SUPPLIED RECORDS –
___
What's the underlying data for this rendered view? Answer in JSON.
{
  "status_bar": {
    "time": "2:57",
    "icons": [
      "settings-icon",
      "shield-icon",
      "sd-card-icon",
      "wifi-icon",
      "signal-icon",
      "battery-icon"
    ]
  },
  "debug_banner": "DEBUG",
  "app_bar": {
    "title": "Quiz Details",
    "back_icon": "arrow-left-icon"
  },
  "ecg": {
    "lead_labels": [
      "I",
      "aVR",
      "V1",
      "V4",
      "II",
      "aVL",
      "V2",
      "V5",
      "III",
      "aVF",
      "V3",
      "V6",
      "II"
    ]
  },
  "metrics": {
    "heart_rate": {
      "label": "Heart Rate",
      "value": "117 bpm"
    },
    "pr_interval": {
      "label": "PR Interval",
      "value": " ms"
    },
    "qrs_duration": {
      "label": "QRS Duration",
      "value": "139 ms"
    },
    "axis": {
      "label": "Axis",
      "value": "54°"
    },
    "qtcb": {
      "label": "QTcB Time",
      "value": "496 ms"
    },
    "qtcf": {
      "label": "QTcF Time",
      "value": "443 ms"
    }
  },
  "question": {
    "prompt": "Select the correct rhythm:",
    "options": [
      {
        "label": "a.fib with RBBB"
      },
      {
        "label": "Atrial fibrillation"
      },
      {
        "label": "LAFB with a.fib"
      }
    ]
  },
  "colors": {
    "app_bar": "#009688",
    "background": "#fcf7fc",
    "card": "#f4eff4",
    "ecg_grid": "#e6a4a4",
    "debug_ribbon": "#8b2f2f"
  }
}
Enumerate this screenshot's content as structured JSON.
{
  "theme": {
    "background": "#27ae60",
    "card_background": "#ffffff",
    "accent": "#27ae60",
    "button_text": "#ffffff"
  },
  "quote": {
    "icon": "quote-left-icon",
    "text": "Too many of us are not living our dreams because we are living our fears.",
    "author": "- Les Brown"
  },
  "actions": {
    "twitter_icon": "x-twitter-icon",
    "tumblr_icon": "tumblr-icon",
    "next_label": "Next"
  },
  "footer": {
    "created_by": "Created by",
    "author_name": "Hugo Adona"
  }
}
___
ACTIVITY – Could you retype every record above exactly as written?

RESULT –
What's the underlying data for this rendered view? Answer in JSON.
{
  "status_bar": {
    "time": "2:57",
    "icons": [
      "settings-icon",
      "shield-icon",
      "sd-card-icon",
      "wifi-icon",
      "signal-icon",
      "battery-icon"
    ]
  },
  "debug_banner": "DEBUG",
  "app_bar": {
    "title": "Quiz Details",
    "back_icon": "arrow-left-icon"
  },
  "ecg": {
    "lead_labels": [
      "I",
      "aVR",
      "V1",
      "V4",
      "II",
      "aVL",
      "V2",
      "V5",
      "III",
      "aVF",
      "V3",
      "V6",
      "II"
    ]
  },
  "metrics": {
    "heart_rate": {
      "label": "Heart Rate",
      "value": "117 bpm"
    },
    "pr_interval": {
      "label": "PR Interval",
      "value": " ms"
    },
    "qrs_duration": {
      "label": "QRS Duration",
      "value": "139 ms"
    },
    "axis": {
      "label": "Axis",
      "value": "54°"
    },
    "qtcb": {
      "label": "QTcB Time",
      "value": "496 ms"
    },
    "qtcf": {
      "label": "QTcF Time",
      "value": "443 ms"
    }
  },
  "question": {
    "prompt": "Select the correct rhythm:",
    "options": [
      {
        "label": "a.fib with RBBB"
      },
      {
        "label": "Atrial fibrillation"
      },
      {
        "label": "LAFB with a.fib"
      }
    ]
  },
  "colors": {
    "app_bar": "#009688",
    "background": "#fcf7fc",
    "card": "#f4eff4",
    "ecg_grid": "#e6a4a4",
    "debug_ribbon": "#8b2f2f"
  }
}
Enumerate this screenshot's content as structured JSON.
{
  "theme": {
    "background": "#27ae60",
    "card_background": "#ffffff",
    "accent": "#27ae60",
    "button_text": "#ffffff"
  },
  "quote": {
    "icon": "quote-left-icon",
    "text": "Too many of us are not living our dreams because we are living our fears.",
    "author": "- Les Brown"
  },
  "actions": {
    "twitter_icon": "x-twitter-icon",
    "tumblr_icon": "tumblr-icon",
    "next_label": "Next"
  },
  "footer": {
    "created_by": "Created by",
    "author_name": "Hugo Adona"
  }
}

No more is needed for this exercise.